> _Task to carry out_
Keep every word of the entries and print them exactly; the pictures stay out.

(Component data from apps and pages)
= Beginning of Section =
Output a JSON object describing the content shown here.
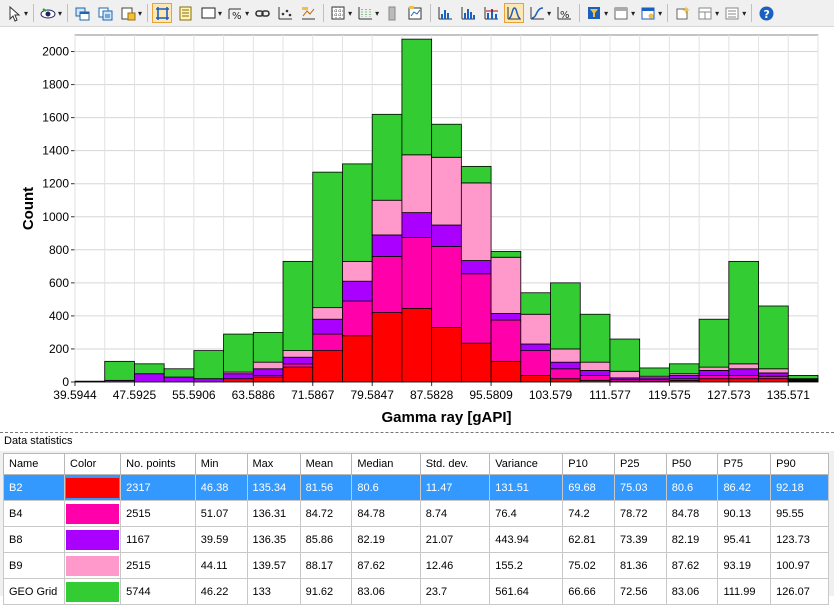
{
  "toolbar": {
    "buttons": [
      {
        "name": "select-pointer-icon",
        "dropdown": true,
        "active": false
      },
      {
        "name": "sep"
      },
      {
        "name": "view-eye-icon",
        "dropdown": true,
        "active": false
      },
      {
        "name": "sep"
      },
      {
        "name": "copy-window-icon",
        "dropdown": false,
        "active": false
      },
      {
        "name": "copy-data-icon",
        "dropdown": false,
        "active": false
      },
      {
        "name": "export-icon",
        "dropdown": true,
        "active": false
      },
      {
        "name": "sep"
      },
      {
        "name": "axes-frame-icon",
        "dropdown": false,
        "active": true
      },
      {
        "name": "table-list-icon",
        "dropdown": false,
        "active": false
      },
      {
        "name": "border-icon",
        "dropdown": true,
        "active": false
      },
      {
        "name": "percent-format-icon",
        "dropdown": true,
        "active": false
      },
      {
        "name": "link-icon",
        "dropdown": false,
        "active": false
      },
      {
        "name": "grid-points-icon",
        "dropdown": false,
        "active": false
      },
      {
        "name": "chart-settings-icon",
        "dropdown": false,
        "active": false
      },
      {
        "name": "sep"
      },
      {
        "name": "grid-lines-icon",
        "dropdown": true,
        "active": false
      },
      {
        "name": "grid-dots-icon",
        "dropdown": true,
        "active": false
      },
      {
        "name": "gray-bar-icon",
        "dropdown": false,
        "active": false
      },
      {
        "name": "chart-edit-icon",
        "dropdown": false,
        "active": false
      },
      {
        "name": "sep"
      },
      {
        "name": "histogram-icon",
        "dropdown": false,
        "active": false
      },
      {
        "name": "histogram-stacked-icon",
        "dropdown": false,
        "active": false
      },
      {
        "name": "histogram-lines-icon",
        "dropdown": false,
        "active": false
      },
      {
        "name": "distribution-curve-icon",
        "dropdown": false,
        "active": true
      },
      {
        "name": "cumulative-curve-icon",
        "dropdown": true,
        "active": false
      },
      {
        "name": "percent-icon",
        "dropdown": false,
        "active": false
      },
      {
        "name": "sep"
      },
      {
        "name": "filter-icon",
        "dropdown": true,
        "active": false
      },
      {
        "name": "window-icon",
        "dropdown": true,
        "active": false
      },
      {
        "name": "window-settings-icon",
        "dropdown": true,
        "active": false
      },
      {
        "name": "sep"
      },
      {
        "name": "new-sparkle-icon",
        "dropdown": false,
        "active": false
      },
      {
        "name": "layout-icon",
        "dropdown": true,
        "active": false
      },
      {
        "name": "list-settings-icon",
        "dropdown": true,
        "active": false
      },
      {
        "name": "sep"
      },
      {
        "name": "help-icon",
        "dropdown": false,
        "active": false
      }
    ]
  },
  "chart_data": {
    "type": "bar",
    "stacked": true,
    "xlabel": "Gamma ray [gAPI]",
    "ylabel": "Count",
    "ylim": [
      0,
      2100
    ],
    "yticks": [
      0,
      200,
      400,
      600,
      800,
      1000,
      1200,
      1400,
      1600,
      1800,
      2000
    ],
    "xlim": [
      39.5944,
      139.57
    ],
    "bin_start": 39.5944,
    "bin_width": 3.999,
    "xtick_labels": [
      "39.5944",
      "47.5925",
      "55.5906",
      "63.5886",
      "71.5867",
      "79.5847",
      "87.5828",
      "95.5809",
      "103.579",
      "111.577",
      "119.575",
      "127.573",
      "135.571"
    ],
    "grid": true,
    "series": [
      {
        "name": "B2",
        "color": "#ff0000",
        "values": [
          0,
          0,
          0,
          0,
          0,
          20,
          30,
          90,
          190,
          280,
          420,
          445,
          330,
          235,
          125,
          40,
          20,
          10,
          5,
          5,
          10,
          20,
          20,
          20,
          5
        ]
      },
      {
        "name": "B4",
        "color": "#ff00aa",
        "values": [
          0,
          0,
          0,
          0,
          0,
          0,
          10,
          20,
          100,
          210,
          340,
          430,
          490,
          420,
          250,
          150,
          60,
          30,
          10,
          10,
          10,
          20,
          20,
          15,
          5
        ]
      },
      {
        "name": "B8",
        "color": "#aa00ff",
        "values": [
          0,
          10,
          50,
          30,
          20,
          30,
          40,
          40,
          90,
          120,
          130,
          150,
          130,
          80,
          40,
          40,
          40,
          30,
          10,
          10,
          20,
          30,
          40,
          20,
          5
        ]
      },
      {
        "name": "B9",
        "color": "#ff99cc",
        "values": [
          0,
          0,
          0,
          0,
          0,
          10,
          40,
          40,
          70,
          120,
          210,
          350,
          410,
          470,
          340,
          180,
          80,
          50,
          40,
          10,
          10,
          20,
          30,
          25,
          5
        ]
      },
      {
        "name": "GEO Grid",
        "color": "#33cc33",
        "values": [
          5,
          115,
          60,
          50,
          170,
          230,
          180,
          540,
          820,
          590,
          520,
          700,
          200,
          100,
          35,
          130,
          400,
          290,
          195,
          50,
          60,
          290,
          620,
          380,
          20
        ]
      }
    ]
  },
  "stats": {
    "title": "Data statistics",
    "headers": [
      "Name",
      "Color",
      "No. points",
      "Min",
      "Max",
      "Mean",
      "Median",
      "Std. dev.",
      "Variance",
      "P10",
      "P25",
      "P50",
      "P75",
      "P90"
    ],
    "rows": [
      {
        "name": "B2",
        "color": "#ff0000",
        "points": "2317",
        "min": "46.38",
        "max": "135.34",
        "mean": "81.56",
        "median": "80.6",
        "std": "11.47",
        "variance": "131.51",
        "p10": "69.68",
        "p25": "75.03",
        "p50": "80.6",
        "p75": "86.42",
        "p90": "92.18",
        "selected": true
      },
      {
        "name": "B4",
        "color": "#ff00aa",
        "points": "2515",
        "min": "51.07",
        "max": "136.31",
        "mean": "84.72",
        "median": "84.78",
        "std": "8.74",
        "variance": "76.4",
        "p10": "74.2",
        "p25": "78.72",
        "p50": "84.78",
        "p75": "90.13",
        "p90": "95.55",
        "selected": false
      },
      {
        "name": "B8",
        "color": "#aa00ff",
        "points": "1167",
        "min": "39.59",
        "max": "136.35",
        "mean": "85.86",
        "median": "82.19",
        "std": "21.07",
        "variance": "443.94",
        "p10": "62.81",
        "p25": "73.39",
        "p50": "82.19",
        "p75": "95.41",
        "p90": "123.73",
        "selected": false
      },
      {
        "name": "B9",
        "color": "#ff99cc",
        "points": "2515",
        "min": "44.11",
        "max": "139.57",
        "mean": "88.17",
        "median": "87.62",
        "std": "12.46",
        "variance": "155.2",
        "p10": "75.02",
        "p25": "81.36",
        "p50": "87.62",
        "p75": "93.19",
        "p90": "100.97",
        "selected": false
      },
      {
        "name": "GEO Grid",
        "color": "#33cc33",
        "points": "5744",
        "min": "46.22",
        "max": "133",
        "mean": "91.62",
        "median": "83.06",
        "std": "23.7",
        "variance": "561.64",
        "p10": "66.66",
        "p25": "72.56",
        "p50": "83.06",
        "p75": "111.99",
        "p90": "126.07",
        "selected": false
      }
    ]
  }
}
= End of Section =
> _Task result_
Output a JSON object describing the content shown here.
{
  "toolbar": {
    "buttons": [
      {
        "name": "select-pointer-icon",
        "dropdown": true,
        "active": false
      },
      {
        "name": "sep"
      },
      {
        "name": "view-eye-icon",
        "dropdown": true,
        "active": false
      },
      {
        "name": "sep"
      },
      {
        "name": "copy-window-icon",
        "dropdown": false,
        "active": false
      },
      {
        "name": "copy-data-icon",
        "dropdown": false,
        "active": false
      },
      {
        "name": "export-icon",
        "dropdown": true,
        "active": false
      },
      {
        "name": "sep"
      },
      {
        "name": "axes-frame-icon",
        "dropdown": false,
        "active": true
      },
      {
        "name": "table-list-icon",
        "dropdown": false,
        "active": false
      },
      {
        "name": "border-icon",
        "dropdown": true,
        "active": false
      },
      {
        "name": "percent-format-icon",
        "dropdown": true,
        "active": false
      },
      {
        "name": "link-icon",
        "dropdown": false,
        "active": false
      },
      {
        "name": "grid-points-icon",
        "dropdown": false,
        "active": false
      },
      {
        "name": "chart-settings-icon",
        "dropdown": false,
        "active": false
      },
      {
        "name": "sep"
      },
      {
        "name": "grid-lines-icon",
        "dropdown": true,
        "active": false
      },
      {
        "name": "grid-dots-icon",
        "dropdown": true,
        "active": false
      },
      {
        "name": "gray-bar-icon",
        "dropdown": false,
        "active": false
      },
      {
        "name": "chart-edit-icon",
        "dropdown": false,
        "active": false
      },
      {
        "name": "sep"
      },
      {
        "name": "histogram-icon",
        "dropdown": false,
        "active": false
      },
      {
        "name": "histogram-stacked-icon",
        "dropdown": false,
        "active": false
      },
      {
        "name": "histogram-lines-icon",
        "dropdown": false,
        "active": false
      },
      {
        "name": "distribution-curve-icon",
        "dropdown": false,
        "active": true
      },
      {
        "name": "cumulative-curve-icon",
        "dropdown": true,
        "active": false
      },
      {
        "name": "percent-icon",
        "dropdown": false,
        "active": false
      },
      {
        "name": "sep"
      },
      {
        "name": "filter-icon",
        "dropdown": true,
        "active": false
      },
      {
        "name": "window-icon",
        "dropdown": true,
        "active": false
      },
      {
        "name": "window-settings-icon",
        "dropdown": true,
        "active": false
      },
      {
        "name": "sep"
      },
      {
        "name": "new-sparkle-icon",
        "dropdown": false,
        "active": false
      },
      {
        "name": "layout-icon",
        "dropdown": true,
        "active": false
      },
      {
        "name": "list-settings-icon",
        "dropdown": true,
        "active": false
      },
      {
        "name": "sep"
      },
      {
        "name": "help-icon",
        "dropdown": false,
        "active": false
      }
    ]
  },
  "chart_data": {
    "type": "bar",
    "stacked": true,
    "xlabel": "Gamma ray [gAPI]",
    "ylabel": "Count",
    "ylim": [
      0,
      2100
    ],
    "yticks": [
      0,
      200,
      400,
      600,
      800,
      1000,
      1200,
      1400,
      1600,
      1800,
      2000
    ],
    "xlim": [
      39.5944,
      139.57
    ],
    "bin_start": 39.5944,
    "bin_width": 3.999,
    "xtick_labels": [
      "39.5944",
      "47.5925",
      "55.5906",
      "63.5886",
      "71.5867",
      "79.5847",
      "87.5828",
      "95.5809",
      "103.579",
      "111.577",
      "119.575",
      "127.573",
      "135.571"
    ],
    "grid": true,
    "series": [
      {
        "name": "B2",
        "color": "#ff0000",
        "values": [
          0,
          0,
          0,
          0,
          0,
          20,
          30,
          90,
          190,
          280,
          420,
          445,
          330,
          235,
          125,
          40,
          20,
          10,
          5,
          5,
          10,
          20,
          20,
          20,
          5
        ]
      },
      {
        "name": "B4",
        "color": "#ff00aa",
        "values": [
          0,
          0,
          0,
          0,
          0,
          0,
          10,
          20,
          100,
          210,
          340,
          430,
          490,
          420,
          250,
          150,
          60,
          30,
          10,
          10,
          10,
          20,
          20,
          15,
          5
        ]
      },
      {
        "name": "B8",
        "color": "#aa00ff",
        "values": [
          0,
          10,
          50,
          30,
          20,
          30,
          40,
          40,
          90,
          120,
          130,
          150,
          130,
          80,
          40,
          40,
          40,
          30,
          10,
          10,
          20,
          30,
          40,
          20,
          5
        ]
      },
      {
        "name": "B9",
        "color": "#ff99cc",
        "values": [
          0,
          0,
          0,
          0,
          0,
          10,
          40,
          40,
          70,
          120,
          210,
          350,
          410,
          470,
          340,
          180,
          80,
          50,
          40,
          10,
          10,
          20,
          30,
          25,
          5
        ]
      },
      {
        "name": "GEO Grid",
        "color": "#33cc33",
        "values": [
          5,
          115,
          60,
          50,
          170,
          230,
          180,
          540,
          820,
          590,
          520,
          700,
          200,
          100,
          35,
          130,
          400,
          290,
          195,
          50,
          60,
          290,
          620,
          380,
          20
        ]
      }
    ]
  },
  "stats": {
    "title": "Data statistics",
    "headers": [
      "Name",
      "Color",
      "No. points",
      "Min",
      "Max",
      "Mean",
      "Median",
      "Std. dev.",
      "Variance",
      "P10",
      "P25",
      "P50",
      "P75",
      "P90"
    ],
    "rows": [
      {
        "name": "B2",
        "color": "#ff0000",
        "points": "2317",
        "min": "46.38",
        "max": "135.34",
        "mean": "81.56",
        "median": "80.6",
        "std": "11.47",
        "variance": "131.51",
        "p10": "69.68",
        "p25": "75.03",
        "p50": "80.6",
        "p75": "86.42",
        "p90": "92.18",
        "selected": true
      },
      {
        "name": "B4",
        "color": "#ff00aa",
        "points": "2515",
        "min": "51.07",
        "max": "136.31",
        "mean": "84.72",
        "median": "84.78",
        "std": "8.74",
        "variance": "76.4",
        "p10": "74.2",
        "p25": "78.72",
        "p50": "84.78",
        "p75": "90.13",
        "p90": "95.55",
        "selected": false
      },
      {
        "name": "B8",
        "color": "#aa00ff",
        "points": "1167",
        "min": "39.59",
        "max": "136.35",
        "mean": "85.86",
        "median": "82.19",
        "std": "21.07",
        "variance": "443.94",
        "p10": "62.81",
        "p25": "73.39",
        "p50": "82.19",
        "p75": "95.41",
        "p90": "123.73",
        "selected": false
      },
      {
        "name": "B9",
        "color": "#ff99cc",
        "points": "2515",
        "min": "44.11",
        "max": "139.57",
        "mean": "88.17",
        "median": "87.62",
        "std": "12.46",
        "variance": "155.2",
        "p10": "75.02",
        "p25": "81.36",
        "p50": "87.62",
        "p75": "93.19",
        "p90": "100.97",
        "selected": false
      },
      {
        "name": "GEO Grid",
        "color": "#33cc33",
        "points": "5744",
        "min": "46.22",
        "max": "133",
        "mean": "91.62",
        "median": "83.06",
        "std": "23.7",
        "variance": "561.64",
        "p10": "66.66",
        "p25": "72.56",
        "p50": "83.06",
        "p75": "111.99",
        "p90": "126.07",
        "selected": false
      }
    ]
  }
}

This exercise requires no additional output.